> _Work task_: Locate the word "from" in the entries below, then gather every line that holds it.

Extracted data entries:
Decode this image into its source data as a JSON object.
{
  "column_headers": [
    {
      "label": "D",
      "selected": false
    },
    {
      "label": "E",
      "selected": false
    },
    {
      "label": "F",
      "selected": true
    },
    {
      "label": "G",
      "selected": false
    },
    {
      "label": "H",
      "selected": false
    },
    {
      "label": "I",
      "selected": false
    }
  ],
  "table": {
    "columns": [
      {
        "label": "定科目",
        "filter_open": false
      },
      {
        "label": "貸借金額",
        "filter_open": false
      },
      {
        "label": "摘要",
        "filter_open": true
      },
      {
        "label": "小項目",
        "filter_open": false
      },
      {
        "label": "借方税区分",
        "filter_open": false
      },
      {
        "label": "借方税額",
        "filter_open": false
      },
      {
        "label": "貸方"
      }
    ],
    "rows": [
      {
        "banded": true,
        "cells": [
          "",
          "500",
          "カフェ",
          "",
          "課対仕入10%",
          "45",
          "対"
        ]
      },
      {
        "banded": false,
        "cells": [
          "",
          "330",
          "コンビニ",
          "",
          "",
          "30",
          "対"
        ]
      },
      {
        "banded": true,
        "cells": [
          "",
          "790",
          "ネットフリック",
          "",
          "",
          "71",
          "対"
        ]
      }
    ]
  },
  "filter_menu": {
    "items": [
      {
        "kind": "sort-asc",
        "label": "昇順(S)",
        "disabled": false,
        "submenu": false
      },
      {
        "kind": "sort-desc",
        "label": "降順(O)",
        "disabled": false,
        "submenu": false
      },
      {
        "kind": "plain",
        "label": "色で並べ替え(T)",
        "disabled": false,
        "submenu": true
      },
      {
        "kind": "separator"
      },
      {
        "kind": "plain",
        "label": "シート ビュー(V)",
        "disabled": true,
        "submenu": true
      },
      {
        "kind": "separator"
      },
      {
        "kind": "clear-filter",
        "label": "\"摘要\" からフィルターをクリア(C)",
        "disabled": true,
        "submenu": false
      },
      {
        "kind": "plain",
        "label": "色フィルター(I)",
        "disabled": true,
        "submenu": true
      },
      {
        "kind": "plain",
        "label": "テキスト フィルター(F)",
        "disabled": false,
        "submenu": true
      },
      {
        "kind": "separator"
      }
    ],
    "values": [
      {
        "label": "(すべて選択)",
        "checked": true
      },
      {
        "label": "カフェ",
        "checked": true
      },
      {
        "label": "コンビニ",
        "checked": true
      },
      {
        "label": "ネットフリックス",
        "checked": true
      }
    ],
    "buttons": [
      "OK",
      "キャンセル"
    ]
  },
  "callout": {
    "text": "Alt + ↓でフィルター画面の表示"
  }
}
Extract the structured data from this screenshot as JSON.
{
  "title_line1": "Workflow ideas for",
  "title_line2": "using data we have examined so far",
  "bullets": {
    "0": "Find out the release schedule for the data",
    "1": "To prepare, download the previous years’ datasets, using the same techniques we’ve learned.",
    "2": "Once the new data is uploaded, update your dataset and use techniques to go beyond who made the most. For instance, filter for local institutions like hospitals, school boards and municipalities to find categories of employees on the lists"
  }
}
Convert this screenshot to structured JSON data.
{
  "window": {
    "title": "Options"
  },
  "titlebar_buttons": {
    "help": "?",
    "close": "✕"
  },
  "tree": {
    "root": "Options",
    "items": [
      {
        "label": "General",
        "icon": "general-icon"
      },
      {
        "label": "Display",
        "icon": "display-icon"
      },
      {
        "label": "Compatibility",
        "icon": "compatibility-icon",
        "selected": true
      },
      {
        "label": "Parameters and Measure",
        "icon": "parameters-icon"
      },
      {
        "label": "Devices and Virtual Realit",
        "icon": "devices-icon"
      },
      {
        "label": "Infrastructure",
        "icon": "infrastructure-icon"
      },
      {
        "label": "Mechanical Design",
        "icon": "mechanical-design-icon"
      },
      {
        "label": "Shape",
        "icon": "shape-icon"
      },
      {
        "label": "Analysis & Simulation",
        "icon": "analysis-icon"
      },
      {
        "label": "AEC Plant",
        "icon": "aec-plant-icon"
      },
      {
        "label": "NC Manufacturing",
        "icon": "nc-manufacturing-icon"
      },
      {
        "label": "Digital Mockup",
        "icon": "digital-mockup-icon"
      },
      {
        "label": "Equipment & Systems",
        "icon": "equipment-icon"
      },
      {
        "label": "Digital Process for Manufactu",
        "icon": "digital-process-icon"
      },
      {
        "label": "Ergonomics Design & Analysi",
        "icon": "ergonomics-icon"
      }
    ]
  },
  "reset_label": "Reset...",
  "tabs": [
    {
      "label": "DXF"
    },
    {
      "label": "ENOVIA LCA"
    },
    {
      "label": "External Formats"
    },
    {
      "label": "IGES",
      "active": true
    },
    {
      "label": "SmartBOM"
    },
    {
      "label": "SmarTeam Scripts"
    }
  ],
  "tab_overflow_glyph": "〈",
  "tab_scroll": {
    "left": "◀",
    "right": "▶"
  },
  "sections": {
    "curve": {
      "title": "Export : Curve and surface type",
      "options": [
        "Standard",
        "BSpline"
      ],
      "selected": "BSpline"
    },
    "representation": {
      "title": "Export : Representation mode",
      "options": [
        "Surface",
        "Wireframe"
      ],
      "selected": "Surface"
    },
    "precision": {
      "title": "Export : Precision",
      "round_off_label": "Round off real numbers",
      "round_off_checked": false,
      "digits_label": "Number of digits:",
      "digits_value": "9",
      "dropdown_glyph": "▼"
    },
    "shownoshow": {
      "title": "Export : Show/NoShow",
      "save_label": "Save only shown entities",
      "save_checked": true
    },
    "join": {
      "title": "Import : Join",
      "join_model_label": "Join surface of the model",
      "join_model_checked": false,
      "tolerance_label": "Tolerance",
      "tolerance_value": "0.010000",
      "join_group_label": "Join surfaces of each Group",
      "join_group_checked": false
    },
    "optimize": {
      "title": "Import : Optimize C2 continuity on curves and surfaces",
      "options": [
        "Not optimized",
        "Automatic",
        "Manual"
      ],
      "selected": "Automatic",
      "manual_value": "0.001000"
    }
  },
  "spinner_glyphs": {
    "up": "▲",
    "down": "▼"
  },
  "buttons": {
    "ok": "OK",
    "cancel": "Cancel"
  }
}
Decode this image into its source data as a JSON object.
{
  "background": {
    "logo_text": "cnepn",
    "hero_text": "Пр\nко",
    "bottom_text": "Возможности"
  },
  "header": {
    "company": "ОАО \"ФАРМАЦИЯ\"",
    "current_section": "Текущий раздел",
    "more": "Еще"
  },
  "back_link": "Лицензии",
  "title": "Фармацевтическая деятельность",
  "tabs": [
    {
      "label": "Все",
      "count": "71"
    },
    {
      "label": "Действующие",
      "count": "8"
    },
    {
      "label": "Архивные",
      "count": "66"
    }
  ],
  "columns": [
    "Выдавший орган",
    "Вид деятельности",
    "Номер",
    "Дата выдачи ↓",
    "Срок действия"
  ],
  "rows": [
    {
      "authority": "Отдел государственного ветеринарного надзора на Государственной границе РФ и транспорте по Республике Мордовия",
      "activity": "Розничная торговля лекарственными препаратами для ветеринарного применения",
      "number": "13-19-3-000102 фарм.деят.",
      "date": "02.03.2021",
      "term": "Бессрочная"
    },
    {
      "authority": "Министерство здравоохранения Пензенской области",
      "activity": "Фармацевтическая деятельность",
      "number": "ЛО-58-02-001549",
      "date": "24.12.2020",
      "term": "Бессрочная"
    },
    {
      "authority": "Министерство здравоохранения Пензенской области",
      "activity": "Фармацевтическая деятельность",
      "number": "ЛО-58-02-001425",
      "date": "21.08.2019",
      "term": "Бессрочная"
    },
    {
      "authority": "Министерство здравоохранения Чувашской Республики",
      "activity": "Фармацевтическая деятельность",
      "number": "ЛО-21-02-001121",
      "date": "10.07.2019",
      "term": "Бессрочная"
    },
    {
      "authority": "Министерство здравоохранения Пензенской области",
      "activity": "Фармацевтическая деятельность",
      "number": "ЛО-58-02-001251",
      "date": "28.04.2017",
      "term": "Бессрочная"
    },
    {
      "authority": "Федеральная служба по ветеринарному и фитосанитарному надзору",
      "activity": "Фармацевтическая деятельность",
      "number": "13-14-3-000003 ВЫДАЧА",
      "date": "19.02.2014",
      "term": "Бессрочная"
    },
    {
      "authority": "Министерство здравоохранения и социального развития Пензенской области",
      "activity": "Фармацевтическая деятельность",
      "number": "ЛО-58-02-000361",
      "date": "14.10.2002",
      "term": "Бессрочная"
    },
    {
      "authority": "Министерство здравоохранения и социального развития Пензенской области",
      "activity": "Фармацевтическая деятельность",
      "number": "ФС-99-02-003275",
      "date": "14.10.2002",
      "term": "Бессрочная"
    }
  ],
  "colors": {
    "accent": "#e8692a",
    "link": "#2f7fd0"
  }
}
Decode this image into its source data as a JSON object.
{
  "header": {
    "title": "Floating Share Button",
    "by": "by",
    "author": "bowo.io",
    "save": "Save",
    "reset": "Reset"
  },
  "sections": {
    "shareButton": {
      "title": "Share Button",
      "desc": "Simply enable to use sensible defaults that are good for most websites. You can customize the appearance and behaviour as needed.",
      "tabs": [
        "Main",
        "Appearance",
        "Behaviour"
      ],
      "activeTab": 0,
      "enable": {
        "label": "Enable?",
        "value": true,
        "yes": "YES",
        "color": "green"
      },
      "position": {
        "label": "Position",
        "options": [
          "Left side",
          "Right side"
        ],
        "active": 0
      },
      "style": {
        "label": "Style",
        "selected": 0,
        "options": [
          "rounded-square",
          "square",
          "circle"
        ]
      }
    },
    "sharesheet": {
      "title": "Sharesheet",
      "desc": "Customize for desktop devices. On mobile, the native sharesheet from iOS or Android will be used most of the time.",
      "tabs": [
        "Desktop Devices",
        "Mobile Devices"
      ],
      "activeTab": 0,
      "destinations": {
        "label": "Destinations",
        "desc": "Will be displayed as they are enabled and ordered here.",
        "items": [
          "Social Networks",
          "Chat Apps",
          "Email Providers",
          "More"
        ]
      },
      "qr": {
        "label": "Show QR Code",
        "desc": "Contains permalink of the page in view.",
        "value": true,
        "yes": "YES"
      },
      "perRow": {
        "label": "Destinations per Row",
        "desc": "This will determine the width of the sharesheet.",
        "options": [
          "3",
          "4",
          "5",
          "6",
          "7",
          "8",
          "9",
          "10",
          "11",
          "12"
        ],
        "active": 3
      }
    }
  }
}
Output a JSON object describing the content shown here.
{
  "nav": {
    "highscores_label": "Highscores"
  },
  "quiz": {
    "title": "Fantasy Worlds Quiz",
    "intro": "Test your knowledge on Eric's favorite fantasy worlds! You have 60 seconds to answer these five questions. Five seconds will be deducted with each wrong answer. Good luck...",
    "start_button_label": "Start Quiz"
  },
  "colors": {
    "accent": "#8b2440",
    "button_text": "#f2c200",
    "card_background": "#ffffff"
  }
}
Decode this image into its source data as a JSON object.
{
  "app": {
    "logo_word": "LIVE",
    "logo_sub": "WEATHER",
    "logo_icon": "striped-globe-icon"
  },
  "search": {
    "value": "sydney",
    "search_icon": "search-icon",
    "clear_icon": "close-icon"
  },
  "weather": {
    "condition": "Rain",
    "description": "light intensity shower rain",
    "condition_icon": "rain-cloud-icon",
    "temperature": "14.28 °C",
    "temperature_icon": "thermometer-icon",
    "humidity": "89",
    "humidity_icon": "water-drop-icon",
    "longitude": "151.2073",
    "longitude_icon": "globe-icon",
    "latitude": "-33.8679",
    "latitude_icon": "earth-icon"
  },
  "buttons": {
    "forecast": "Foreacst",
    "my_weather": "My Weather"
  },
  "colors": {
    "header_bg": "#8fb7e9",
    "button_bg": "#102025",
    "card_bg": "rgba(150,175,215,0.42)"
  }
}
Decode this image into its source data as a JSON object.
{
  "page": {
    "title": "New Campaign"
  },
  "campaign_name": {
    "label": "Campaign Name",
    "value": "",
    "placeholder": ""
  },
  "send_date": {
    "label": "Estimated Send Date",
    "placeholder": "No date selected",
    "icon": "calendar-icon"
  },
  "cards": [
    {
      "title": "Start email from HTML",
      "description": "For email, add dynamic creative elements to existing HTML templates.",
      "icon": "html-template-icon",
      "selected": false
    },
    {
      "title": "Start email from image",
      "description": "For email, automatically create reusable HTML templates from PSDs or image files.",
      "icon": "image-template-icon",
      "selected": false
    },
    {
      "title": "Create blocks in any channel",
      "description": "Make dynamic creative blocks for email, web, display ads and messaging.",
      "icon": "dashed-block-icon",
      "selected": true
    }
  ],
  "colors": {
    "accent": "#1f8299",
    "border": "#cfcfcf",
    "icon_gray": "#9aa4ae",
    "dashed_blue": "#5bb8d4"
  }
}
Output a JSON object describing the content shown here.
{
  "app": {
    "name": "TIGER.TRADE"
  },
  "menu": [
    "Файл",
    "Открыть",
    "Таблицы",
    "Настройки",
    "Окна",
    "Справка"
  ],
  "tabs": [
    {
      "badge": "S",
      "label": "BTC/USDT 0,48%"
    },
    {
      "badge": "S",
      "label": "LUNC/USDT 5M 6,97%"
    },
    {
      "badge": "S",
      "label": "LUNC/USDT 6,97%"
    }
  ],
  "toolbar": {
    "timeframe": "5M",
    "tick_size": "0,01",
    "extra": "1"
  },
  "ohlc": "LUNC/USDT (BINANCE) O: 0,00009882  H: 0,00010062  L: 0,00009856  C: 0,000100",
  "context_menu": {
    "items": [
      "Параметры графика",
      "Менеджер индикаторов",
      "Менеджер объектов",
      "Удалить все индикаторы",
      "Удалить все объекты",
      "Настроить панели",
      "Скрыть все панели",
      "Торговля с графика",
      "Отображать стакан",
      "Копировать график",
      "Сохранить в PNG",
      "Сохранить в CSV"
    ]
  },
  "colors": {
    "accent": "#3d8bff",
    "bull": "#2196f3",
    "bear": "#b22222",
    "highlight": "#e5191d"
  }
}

> _Result for this exercise_:
Extract the structured data from this screenshot as JSON.
      "desc": "Customize for desktop devices. On mobile, the native sharesheet from iOS or Android will be used most of the time.",
      "title": "Start email from HTML",
      "title": "Start email from image",
      "description": "For email, automatically create reusable HTML templates from PSDs or image files.",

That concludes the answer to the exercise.